Exercise brief:
Copy, from the data below, every line that has "icon" in it.

Supplied material:

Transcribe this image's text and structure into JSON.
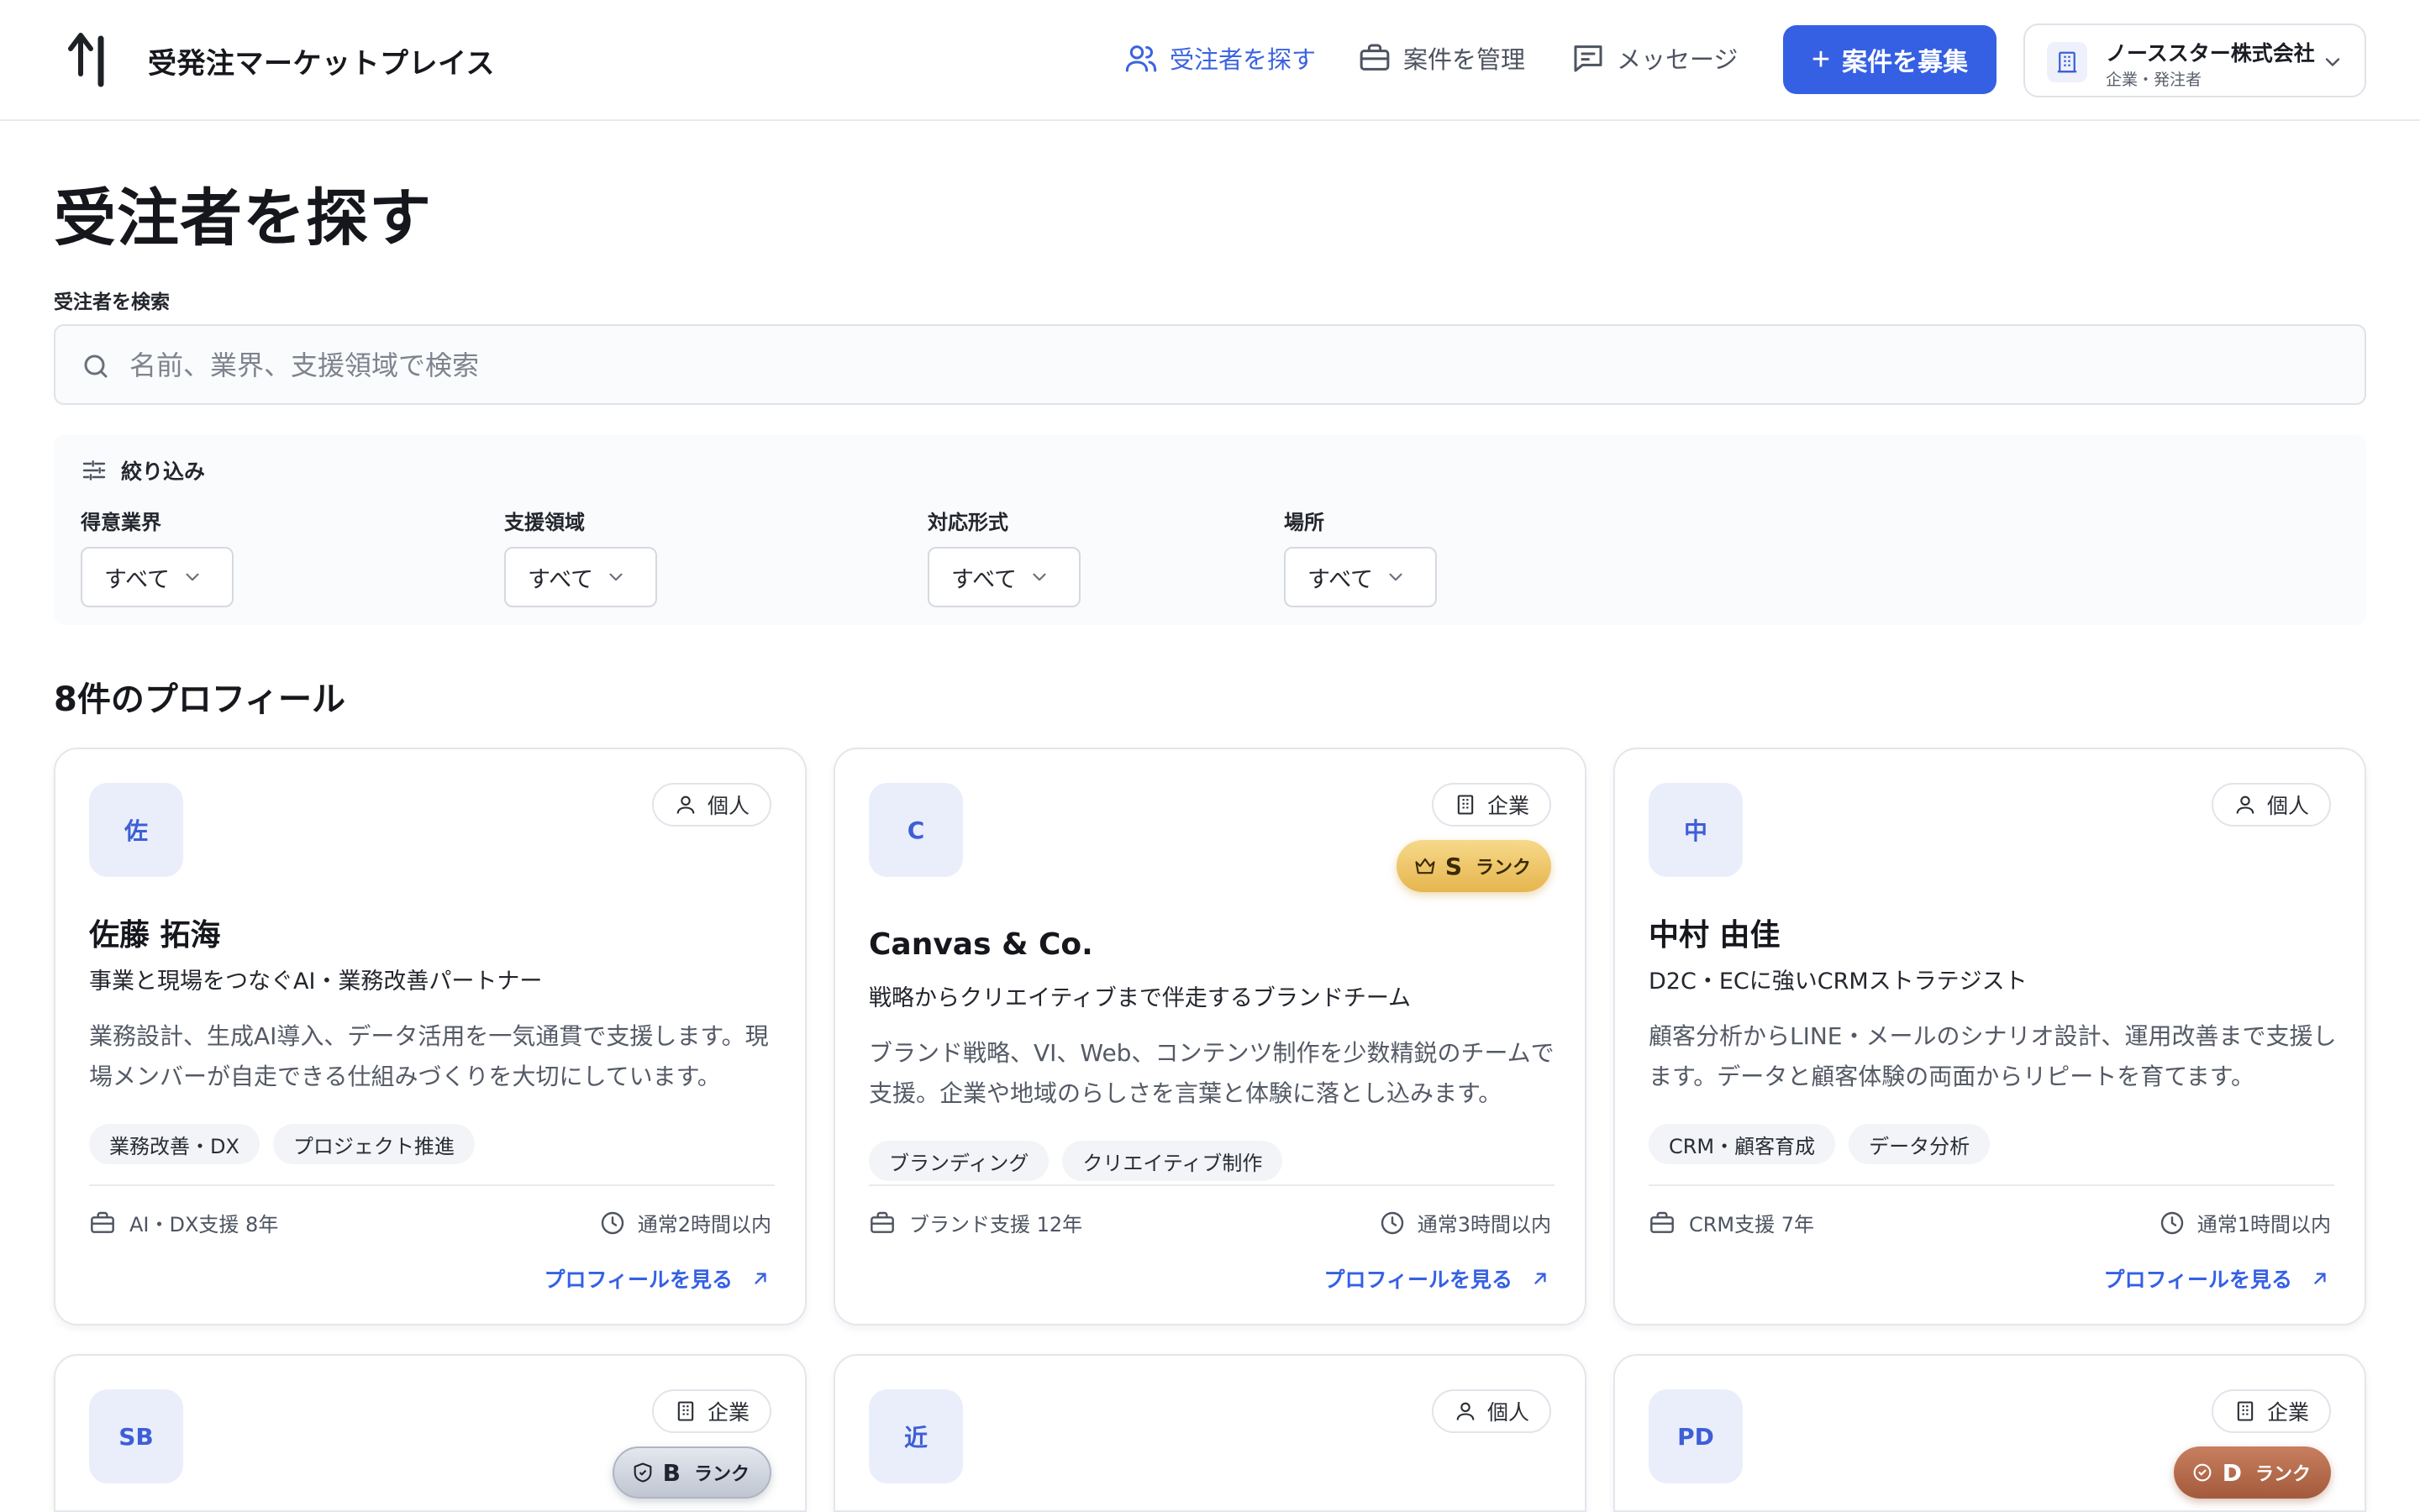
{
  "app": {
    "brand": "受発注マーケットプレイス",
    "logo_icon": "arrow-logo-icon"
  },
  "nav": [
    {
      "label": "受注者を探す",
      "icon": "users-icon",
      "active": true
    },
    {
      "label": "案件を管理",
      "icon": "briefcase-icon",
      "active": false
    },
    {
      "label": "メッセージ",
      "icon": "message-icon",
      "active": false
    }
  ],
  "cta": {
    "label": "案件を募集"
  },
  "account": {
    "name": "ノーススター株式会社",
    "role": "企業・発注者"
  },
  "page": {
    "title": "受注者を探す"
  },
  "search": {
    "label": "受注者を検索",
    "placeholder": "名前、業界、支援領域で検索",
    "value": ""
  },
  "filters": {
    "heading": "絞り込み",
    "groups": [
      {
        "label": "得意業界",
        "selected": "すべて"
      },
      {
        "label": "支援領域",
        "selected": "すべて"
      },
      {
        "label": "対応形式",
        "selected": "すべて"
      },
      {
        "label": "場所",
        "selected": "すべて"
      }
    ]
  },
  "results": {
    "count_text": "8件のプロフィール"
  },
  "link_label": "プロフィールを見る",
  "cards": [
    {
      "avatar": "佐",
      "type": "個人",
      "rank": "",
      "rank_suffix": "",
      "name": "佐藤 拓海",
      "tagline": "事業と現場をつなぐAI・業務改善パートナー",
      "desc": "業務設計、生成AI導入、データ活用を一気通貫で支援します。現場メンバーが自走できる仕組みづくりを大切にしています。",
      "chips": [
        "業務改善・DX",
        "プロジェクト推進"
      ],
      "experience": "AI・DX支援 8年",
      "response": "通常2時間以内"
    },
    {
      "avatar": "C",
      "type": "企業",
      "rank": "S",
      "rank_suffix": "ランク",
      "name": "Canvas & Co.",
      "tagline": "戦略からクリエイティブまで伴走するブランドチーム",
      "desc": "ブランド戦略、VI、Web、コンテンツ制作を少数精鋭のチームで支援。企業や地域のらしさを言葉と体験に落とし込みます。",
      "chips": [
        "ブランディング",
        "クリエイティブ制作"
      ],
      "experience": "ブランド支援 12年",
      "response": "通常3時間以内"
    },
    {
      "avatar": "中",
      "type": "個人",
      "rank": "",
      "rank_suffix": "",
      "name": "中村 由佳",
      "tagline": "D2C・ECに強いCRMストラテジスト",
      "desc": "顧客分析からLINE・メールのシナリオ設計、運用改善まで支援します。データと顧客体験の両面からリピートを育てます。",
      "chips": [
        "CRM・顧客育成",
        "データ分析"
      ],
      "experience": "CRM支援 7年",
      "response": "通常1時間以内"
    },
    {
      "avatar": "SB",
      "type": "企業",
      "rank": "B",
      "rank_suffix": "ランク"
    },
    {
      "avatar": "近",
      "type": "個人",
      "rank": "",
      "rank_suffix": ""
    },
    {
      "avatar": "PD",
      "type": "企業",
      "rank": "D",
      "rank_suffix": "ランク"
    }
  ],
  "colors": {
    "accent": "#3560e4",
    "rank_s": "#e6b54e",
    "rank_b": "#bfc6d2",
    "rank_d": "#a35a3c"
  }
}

Final answer:
    "logo_icon": "arrow-logo-icon"
      "icon": "users-icon",
      "icon": "briefcase-icon",
      "icon": "message-icon",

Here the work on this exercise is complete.